### Task to carry out
Across the listing below, count the lines with "sites" in them. Write nothing but the number.

### Stored data
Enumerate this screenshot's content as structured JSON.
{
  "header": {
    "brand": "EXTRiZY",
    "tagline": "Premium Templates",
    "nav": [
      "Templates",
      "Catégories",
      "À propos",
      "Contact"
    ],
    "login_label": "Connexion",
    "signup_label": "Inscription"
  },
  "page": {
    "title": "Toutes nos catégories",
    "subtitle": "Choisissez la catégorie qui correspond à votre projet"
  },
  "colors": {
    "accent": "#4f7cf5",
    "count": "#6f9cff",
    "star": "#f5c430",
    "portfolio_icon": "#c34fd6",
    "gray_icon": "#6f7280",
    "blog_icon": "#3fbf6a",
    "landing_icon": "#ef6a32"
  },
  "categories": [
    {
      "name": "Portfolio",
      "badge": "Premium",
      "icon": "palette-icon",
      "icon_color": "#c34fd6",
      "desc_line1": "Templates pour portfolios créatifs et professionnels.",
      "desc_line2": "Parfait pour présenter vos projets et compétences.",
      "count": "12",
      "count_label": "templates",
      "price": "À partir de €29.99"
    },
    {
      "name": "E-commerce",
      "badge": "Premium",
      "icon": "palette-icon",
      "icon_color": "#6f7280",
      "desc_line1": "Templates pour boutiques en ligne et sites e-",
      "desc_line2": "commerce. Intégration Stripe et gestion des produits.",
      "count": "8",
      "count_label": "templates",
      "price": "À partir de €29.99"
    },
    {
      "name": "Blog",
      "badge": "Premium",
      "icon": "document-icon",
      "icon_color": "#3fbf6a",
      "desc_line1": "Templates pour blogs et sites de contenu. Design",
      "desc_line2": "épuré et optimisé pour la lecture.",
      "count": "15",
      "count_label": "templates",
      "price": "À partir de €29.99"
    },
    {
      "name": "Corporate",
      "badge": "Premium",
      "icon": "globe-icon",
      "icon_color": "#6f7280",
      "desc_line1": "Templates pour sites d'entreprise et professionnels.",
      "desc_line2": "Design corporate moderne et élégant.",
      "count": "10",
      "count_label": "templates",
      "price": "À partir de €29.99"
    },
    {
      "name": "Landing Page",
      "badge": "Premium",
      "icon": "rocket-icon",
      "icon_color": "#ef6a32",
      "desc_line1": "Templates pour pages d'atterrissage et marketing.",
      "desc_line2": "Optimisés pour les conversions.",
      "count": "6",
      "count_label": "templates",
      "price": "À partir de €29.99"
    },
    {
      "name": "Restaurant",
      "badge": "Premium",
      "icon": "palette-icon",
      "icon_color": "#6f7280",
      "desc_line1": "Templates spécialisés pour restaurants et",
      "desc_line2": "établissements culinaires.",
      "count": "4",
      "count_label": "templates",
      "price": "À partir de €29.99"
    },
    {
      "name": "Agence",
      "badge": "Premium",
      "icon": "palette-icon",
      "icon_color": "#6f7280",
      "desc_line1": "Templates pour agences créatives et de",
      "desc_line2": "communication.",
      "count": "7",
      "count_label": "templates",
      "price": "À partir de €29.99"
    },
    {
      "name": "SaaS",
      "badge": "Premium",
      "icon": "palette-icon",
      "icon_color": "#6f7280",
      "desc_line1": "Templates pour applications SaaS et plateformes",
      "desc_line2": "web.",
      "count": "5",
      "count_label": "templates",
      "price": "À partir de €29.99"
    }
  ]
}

### Written response
3